Darwin not only inherited any weaknesses his own parents had; he also chose to marry, of all the women on the planet, his own first cousin Emma Wedgwood. It was therefore even more fascinating for Prof Hayman to know what happened to their children. Hayman showed that Charles Darwin’s children were unaffected since defective mitochondria can only be inherited from the mother. Emma Wedgwood was genetically clean!

The critics were harsh.
"Natural Selection" was a caricature of Charles Darwin by James Joseph Jacques Tissot 
Published by Vanity Fair magazine in September 1871.



6 comments:

Andrew said...

Thanks Hels. A fascinating insight.

Hels said...

Andrew

The history of medicine is always interesting, but this story seems to be much more.

So many 19th century people seemed to fear Darwin's science... and so they were in no hurry to understand his illnesses. He received lots of attacks and little sympathy from the God Squad.

Deb said...

I feel sorrier for Emma. She was pregnant or nursing non stop for decades plus had a husband to nurse. She must have been one tough woman.

Parnassus said...

Hello Hels, I am definitely due to read a biography of the Darwins. His dedication while enduring these medical problems calls to mind Rachel Carson's writing Silent Spring while suffering from cancer.
--Jim

Hels said...

Deb

When Charles Darwin was very old and frail, he thanked his wife and children individually for looking after him.... for decades.

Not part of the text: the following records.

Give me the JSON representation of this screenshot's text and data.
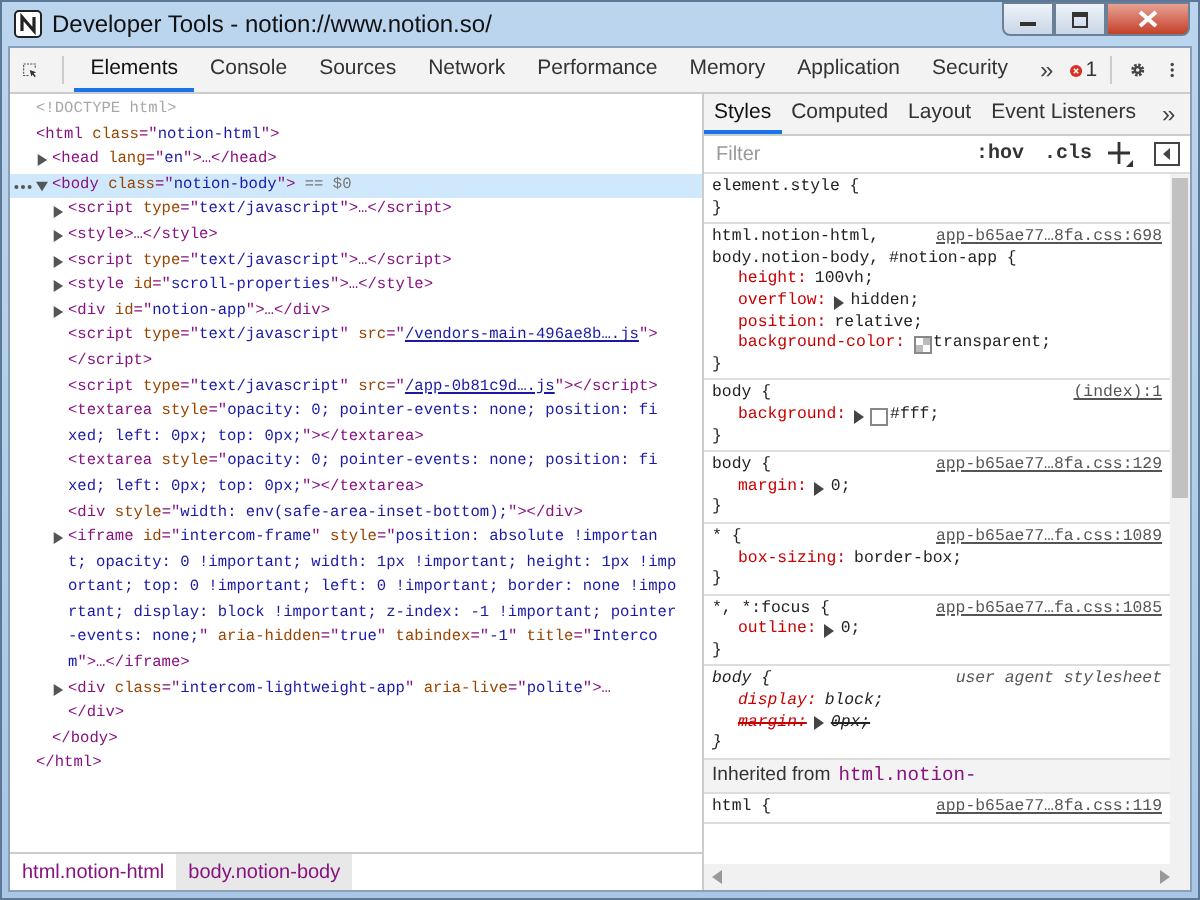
{
  "window": {
    "title": "Developer Tools - notion://www.notion.so/"
  },
  "tabs": [
    {
      "label": "Elements",
      "selected": true
    },
    {
      "label": "Console",
      "selected": false
    },
    {
      "label": "Sources",
      "selected": false
    },
    {
      "label": "Network",
      "selected": false
    },
    {
      "label": "Performance",
      "selected": false
    },
    {
      "label": "Memory",
      "selected": false
    },
    {
      "label": "Application",
      "selected": false
    },
    {
      "label": "Security",
      "selected": false
    }
  ],
  "tabs_overflow": "»",
  "error_count": "1",
  "dom": [
    {
      "lines": [
        [
          {
            "kind": "gray",
            "text": "<!DOCTYPE html>"
          }
        ]
      ]
    },
    {
      "lines": [
        [
          {
            "kind": "tag",
            "text": "<html "
          },
          {
            "kind": "attr",
            "text": "class"
          },
          {
            "kind": "tag",
            "text": "=\""
          },
          {
            "kind": "val",
            "text": "notion-html"
          },
          {
            "kind": "tag",
            "text": "\">"
          }
        ]
      ],
      "children": [
        {
          "expanded": false,
          "lines": [
            [
              {
                "kind": "tag",
                "text": "<head "
              },
              {
                "kind": "attr",
                "text": "lang"
              },
              {
                "kind": "tag",
                "text": "=\""
              },
              {
                "kind": "val",
                "text": "en"
              },
              {
                "kind": "tag",
                "text": "\">…</head>"
              }
            ]
          ]
        },
        {
          "expanded": true,
          "selected": true,
          "lines": [
            [
              {
                "kind": "tag",
                "text": "<body "
              },
              {
                "kind": "attr",
                "text": "class"
              },
              {
                "kind": "tag",
                "text": "=\""
              },
              {
                "kind": "val",
                "text": "notion-body"
              },
              {
                "kind": "tag",
                "text": "\">"
              },
              {
                "kind": "ref",
                "text": " == $0"
              }
            ]
          ],
          "children": [
            {
              "expanded": false,
              "lines": [
                [
                  {
                    "kind": "tag",
                    "text": "<script "
                  },
                  {
                    "kind": "attr",
                    "text": "type"
                  },
                  {
                    "kind": "tag",
                    "text": "=\""
                  },
                  {
                    "kind": "val",
                    "text": "text/javascript"
                  },
                  {
                    "kind": "tag",
                    "text": "\">…</script>"
                  }
                ]
              ]
            },
            {
              "expanded": false,
              "lines": [
                [
                  {
                    "kind": "tag",
                    "text": "<style>…</style>"
                  }
                ]
              ]
            },
            {
              "expanded": false,
              "lines": [
                [
                  {
                    "kind": "tag",
                    "text": "<script "
                  },
                  {
                    "kind": "attr",
                    "text": "type"
                  },
                  {
                    "kind": "tag",
                    "text": "=\""
                  },
                  {
                    "kind": "val",
                    "text": "text/javascript"
                  },
                  {
                    "kind": "tag",
                    "text": "\">…</script>"
                  }
                ]
              ]
            },
            {
              "expanded": false,
              "lines": [
                [
                  {
                    "kind": "tag",
                    "text": "<style "
                  },
                  {
                    "kind": "attr",
                    "text": "id"
                  },
                  {
                    "kind": "tag",
                    "text": "=\""
                  },
                  {
                    "kind": "val",
                    "text": "scroll-properties"
                  },
                  {
                    "kind": "tag",
                    "text": "\">…</style>"
                  }
                ]
              ]
            },
            {
              "expanded": false,
              "lines": [
                [
                  {
                    "kind": "tag",
                    "text": "<div "
                  },
                  {
                    "kind": "attr",
                    "text": "id"
                  },
                  {
                    "kind": "tag",
                    "text": "=\""
                  },
                  {
                    "kind": "val",
                    "text": "notion-app"
                  },
                  {
                    "kind": "tag",
                    "text": "\">…</div>"
                  }
                ]
              ]
            },
            {
              "lines": [
                [
                  {
                    "kind": "tag",
                    "text": "<script "
                  },
                  {
                    "kind": "attr",
                    "text": "type"
                  },
                  {
                    "kind": "tag",
                    "text": "=\""
                  },
                  {
                    "kind": "val",
                    "text": "text/javascript"
                  },
                  {
                    "kind": "tag",
                    "text": "\" "
                  },
                  {
                    "kind": "attr",
                    "text": "src"
                  },
                  {
                    "kind": "tag",
                    "text": "=\""
                  },
                  {
                    "kind": "link",
                    "text": "/vendors-main-496ae8b….js"
                  },
                  {
                    "kind": "tag",
                    "text": "\">"
                  }
                ],
                [
                  {
                    "kind": "tag",
                    "text": "</script>"
                  }
                ]
              ]
            },
            {
              "lines": [
                [
                  {
                    "kind": "tag",
                    "text": "<script "
                  },
                  {
                    "kind": "attr",
                    "text": "type"
                  },
                  {
                    "kind": "tag",
                    "text": "=\""
                  },
                  {
                    "kind": "val",
                    "text": "text/javascript"
                  },
                  {
                    "kind": "tag",
                    "text": "\" "
                  },
                  {
                    "kind": "attr",
                    "text": "src"
                  },
                  {
                    "kind": "tag",
                    "text": "=\""
                  },
                  {
                    "kind": "link",
                    "text": "/app-0b81c9d….js"
                  },
                  {
                    "kind": "tag",
                    "text": "\"></script>"
                  }
                ]
              ]
            },
            {
              "lines": [
                [
                  {
                    "kind": "tag",
                    "text": "<textarea "
                  },
                  {
                    "kind": "attr",
                    "text": "style"
                  },
                  {
                    "kind": "tag",
                    "text": "=\""
                  },
                  {
                    "kind": "val",
                    "text": "opacity: 0; pointer-events: none; position: fi"
                  }
                ],
                [
                  {
                    "kind": "val",
                    "text": "xed; left: 0px; top: 0px;"
                  },
                  {
                    "kind": "tag",
                    "text": "\"></textarea>"
                  }
                ]
              ]
            },
            {
              "lines": [
                [
                  {
                    "kind": "tag",
                    "text": "<textarea "
                  },
                  {
                    "kind": "attr",
                    "text": "style"
                  },
                  {
                    "kind": "tag",
                    "text": "=\""
                  },
                  {
                    "kind": "val",
                    "text": "opacity: 0; pointer-events: none; position: fi"
                  }
                ],
                [
                  {
                    "kind": "val",
                    "text": "xed; left: 0px; top: 0px;"
                  },
                  {
                    "kind": "tag",
                    "text": "\"></textarea>"
                  }
                ]
              ]
            },
            {
              "lines": [
                [
                  {
                    "kind": "tag",
                    "text": "<div "
                  },
                  {
                    "kind": "attr",
                    "text": "style"
                  },
                  {
                    "kind": "tag",
                    "text": "=\""
                  },
                  {
                    "kind": "val",
                    "text": "width: env(safe-area-inset-bottom);"
                  },
                  {
                    "kind": "tag",
                    "text": "\"></div>"
                  }
                ]
              ]
            },
            {
              "expanded": false,
              "lines": [
                [
                  {
                    "kind": "tag",
                    "text": "<iframe "
                  },
                  {
                    "kind": "attr",
                    "text": "id"
                  },
                  {
                    "kind": "tag",
                    "text": "=\""
                  },
                  {
                    "kind": "val",
                    "text": "intercom-frame"
                  },
                  {
                    "kind": "tag",
                    "text": "\" "
                  },
                  {
                    "kind": "attr",
                    "text": "style"
                  },
                  {
                    "kind": "tag",
                    "text": "=\""
                  },
                  {
                    "kind": "val",
                    "text": "position: absolute !importan"
                  }
                ],
                [
                  {
                    "kind": "val",
                    "text": "t; opacity: 0 !important; width: 1px !important; height: 1px !imp"
                  }
                ],
                [
                  {
                    "kind": "val",
                    "text": "ortant; top: 0 !important; left: 0 !important; border: none !impo"
                  }
                ],
                [
                  {
                    "kind": "val",
                    "text": "rtant; display: block !important; z-index: -1 !important; pointer"
                  }
                ],
                [
                  {
                    "kind": "val",
                    "text": "-events: none;"
                  },
                  {
                    "kind": "tag",
                    "text": "\" "
                  },
                  {
                    "kind": "attr",
                    "text": "aria-hidden"
                  },
                  {
                    "kind": "tag",
                    "text": "=\""
                  },
                  {
                    "kind": "val",
                    "text": "true"
                  },
                  {
                    "kind": "tag",
                    "text": "\" "
                  },
                  {
                    "kind": "attr",
                    "text": "tabindex"
                  },
                  {
                    "kind": "tag",
                    "text": "=\""
                  },
                  {
                    "kind": "val",
                    "text": "-1"
                  },
                  {
                    "kind": "tag",
                    "text": "\" "
                  },
                  {
                    "kind": "attr",
                    "text": "title"
                  },
                  {
                    "kind": "tag",
                    "text": "=\""
                  },
                  {
                    "kind": "val",
                    "text": "Interco"
                  }
                ],
                [
                  {
                    "kind": "val",
                    "text": "m"
                  },
                  {
                    "kind": "tag",
                    "text": "\">…</iframe>"
                  }
                ]
              ]
            },
            {
              "expanded": false,
              "lines": [
                [
                  {
                    "kind": "tag",
                    "text": "<div "
                  },
                  {
                    "kind": "attr",
                    "text": "class"
                  },
                  {
                    "kind": "tag",
                    "text": "=\""
                  },
                  {
                    "kind": "val",
                    "text": "intercom-lightweight-app"
                  },
                  {
                    "kind": "tag",
                    "text": "\" "
                  },
                  {
                    "kind": "attr",
                    "text": "aria-live"
                  },
                  {
                    "kind": "tag",
                    "text": "=\""
                  },
                  {
                    "kind": "val",
                    "text": "polite"
                  },
                  {
                    "kind": "tag",
                    "text": "\">…"
                  }
                ],
                [
                  {
                    "kind": "tag",
                    "text": "</div>"
                  }
                ]
              ]
            }
          ],
          "closing": [
            {
              "kind": "tag",
              "text": "</body>"
            }
          ]
        }
      ],
      "closing": [
        {
          "kind": "tag",
          "text": "</html>"
        }
      ]
    }
  ],
  "breadcrumbs": [
    {
      "label": "html.notion-html",
      "selected": false
    },
    {
      "label": "body.notion-body",
      "selected": true
    }
  ],
  "side_tabs": [
    {
      "label": "Styles",
      "selected": true
    },
    {
      "label": "Computed",
      "selected": false
    },
    {
      "label": "Layout",
      "selected": false
    },
    {
      "label": "Event Listeners",
      "selected": false
    }
  ],
  "side_tabs_overflow": "»",
  "filter": {
    "placeholder": "Filter"
  },
  "filter_buttons": [
    ":hov",
    ".cls"
  ],
  "rules": [
    {
      "kind": "author",
      "selector": [
        "element.style {"
      ],
      "close": "}"
    },
    {
      "kind": "author",
      "selector": [
        "html.notion-html,",
        "body.notion-body, #notion-app {"
      ],
      "source": "app-b65ae77…8fa.css:698",
      "declarations": [
        {
          "prop": "height:",
          "value": "100vh;"
        },
        {
          "prop": "overflow:",
          "value": "hidden;",
          "expandable": true
        },
        {
          "prop": "position:",
          "value": "relative;"
        },
        {
          "prop": "background-color:",
          "value": "transparent;",
          "swatch": {
            "kind": "checker"
          }
        }
      ],
      "close": "}"
    },
    {
      "kind": "author",
      "selector": [
        "body {"
      ],
      "source": "(index):1",
      "declarations": [
        {
          "prop": "background:",
          "value": "#fff;",
          "expandable": true,
          "swatch": {
            "kind": "solid",
            "color": "#ffffff"
          }
        }
      ],
      "close": "}"
    },
    {
      "kind": "author",
      "selector": [
        "body {"
      ],
      "source": "app-b65ae77…8fa.css:129",
      "declarations": [
        {
          "prop": "margin:",
          "value": "0;",
          "expandable": true
        }
      ],
      "close": "}"
    },
    {
      "kind": "author",
      "selector": [
        "* {"
      ],
      "source": "app-b65ae77…fa.css:1089",
      "declarations": [
        {
          "prop": "box-sizing:",
          "value": "border-box;"
        }
      ],
      "close": "}"
    },
    {
      "kind": "author",
      "selector": [
        "*, *:focus {"
      ],
      "source": "app-b65ae77…fa.css:1085",
      "declarations": [
        {
          "prop": "outline:",
          "value": "0;",
          "expandable": true
        }
      ],
      "close": "}"
    },
    {
      "kind": "user-agent",
      "selector": [
        "body {"
      ],
      "source": "user agent stylesheet",
      "declarations": [
        {
          "prop": "display:",
          "value": "block;"
        },
        {
          "prop": "margin:",
          "value": "0px;",
          "expandable": true,
          "struck": true
        }
      ],
      "close": "}"
    }
  ],
  "inherited": {
    "label": "Inherited from",
    "element": "html.notion-"
  },
  "inherited_rules": [
    {
      "kind": "author",
      "selector": [
        "html {"
      ],
      "source": "app-b65ae77…8fa.css:119"
    }
  ]
}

He understood how much energy they had to put into him, at the expense of their own priorities,

Hels said...

Parnassus

The man was a brilliant thinker, writer and scientist, despite having the most miserable ill health I have heard of. So yes, get onto a great biography.

Darwin should be a role model for us now .. he took intellectual risks that modern academics wouldn't touch with a barge pole.